During my time at university, I actively participated in various marketing projects and internships. Those provided me with hands-on experience in implementing marketing strategies, conducting market analysis, and managing social media campaigns.

Following my graduation, I worked at StrategicReach Company as a Marketing Assistant. There I was responsible for developing content for digital channels, managing social media accounts, and analyzing campaign performance.

During my tenure, I successfully increased social media engagement by 30% and implemented email marketing campaigns that resulted in a 20% increase in leads.

In my most recent position as a Marketing Specialist at Catalyst Corporation, I further honed my skills in project management, campaign optimization, and data analysis. I led cross-functional teams to develop integrated marketing campaigns that generated significant brand awareness and increased customer engagement.

Additionally, I conducted thorough market research to identify new target segments and emerging trends, which successfully led to the development of innovative marketing strategies.

I believe that my comprehensive knowledge of marketing principles, coupled with my hands-on experience in executing successful campaigns across different channels, make me an ideal candidate for the Marketing Coordinator position at Stratagem Company.

I am confident that my strong analytical and creative skills, combined with my ability to collaborate effectively with diverse teams, will enable me to deliver exceptional results.

Thank you for considering my application. I am eager to contribute my expertise to Stratagem's marketing initiatives.
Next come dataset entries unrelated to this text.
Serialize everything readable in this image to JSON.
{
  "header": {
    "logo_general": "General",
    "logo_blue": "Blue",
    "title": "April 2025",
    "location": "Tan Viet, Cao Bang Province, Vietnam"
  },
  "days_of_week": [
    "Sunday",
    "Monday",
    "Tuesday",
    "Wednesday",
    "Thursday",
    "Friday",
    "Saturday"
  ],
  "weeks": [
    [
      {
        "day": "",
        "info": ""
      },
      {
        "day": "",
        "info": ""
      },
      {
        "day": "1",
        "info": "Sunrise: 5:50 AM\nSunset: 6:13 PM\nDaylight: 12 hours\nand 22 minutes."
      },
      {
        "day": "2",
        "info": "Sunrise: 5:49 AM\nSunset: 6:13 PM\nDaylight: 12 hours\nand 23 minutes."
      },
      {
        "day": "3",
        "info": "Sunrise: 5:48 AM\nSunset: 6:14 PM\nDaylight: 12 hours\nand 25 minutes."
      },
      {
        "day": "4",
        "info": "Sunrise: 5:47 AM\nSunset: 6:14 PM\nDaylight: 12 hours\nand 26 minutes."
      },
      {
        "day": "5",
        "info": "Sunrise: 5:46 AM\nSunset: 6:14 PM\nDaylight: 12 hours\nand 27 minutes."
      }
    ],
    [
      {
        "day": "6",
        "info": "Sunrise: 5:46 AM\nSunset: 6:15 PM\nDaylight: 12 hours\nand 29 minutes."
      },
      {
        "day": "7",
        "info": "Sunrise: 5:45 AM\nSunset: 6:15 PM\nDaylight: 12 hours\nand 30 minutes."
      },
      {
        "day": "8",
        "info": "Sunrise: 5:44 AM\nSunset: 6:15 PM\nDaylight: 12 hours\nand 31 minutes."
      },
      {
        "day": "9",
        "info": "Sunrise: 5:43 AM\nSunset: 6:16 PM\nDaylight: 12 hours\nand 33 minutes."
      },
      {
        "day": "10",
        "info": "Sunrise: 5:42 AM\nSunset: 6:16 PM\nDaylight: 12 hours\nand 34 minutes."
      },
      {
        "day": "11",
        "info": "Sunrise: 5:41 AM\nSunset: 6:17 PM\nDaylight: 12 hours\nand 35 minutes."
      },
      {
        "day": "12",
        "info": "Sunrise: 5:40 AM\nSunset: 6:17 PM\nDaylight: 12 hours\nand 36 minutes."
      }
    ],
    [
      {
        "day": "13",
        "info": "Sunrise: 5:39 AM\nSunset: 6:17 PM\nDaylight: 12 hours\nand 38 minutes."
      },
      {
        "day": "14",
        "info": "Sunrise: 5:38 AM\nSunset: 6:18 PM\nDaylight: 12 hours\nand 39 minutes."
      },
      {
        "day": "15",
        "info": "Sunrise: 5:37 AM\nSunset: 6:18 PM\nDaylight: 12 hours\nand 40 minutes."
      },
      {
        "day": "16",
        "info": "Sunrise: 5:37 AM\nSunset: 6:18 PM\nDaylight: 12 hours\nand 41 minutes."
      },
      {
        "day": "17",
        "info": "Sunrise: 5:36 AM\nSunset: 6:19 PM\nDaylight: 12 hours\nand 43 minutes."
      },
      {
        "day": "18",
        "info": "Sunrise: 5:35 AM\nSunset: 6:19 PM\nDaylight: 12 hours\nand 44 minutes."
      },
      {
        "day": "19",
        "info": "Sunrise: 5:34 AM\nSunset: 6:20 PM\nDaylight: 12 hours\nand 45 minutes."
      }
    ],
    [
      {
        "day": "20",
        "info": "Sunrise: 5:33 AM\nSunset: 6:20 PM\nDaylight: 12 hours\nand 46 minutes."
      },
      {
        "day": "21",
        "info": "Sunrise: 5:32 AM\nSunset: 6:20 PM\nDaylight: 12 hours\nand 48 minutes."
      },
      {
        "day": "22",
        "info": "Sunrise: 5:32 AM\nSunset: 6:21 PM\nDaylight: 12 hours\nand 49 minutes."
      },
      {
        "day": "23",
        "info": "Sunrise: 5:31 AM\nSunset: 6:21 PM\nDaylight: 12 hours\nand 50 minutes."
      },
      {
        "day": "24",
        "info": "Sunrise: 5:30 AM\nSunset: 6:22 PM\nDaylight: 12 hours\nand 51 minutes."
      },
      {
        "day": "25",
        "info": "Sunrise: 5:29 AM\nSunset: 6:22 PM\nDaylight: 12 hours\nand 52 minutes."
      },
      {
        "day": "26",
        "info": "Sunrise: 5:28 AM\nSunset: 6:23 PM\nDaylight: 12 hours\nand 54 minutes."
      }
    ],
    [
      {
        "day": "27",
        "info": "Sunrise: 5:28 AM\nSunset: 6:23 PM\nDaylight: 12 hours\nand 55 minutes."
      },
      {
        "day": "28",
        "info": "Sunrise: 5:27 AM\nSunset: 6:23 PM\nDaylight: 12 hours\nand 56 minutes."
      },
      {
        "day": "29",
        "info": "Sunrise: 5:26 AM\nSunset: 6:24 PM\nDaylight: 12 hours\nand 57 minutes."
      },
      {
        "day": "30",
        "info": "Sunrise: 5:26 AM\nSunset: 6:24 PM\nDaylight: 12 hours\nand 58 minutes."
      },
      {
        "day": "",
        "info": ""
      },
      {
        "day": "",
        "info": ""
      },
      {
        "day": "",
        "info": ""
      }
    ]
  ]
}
I would welcome the opportunity to discuss how I can bring value to your team.


Max Lewis

To Sum Up

While an overall rare document, the application letter has a valuable niche in the modern job market.

It can open doors that weren't initially there for new professionals and executives alike. A letter of application also gives you the extended space necessary to dive into more of your great accomplishments.

If you're looking to create opportunities and stand out among the crowd, an application letter is a viable, and underused, tool.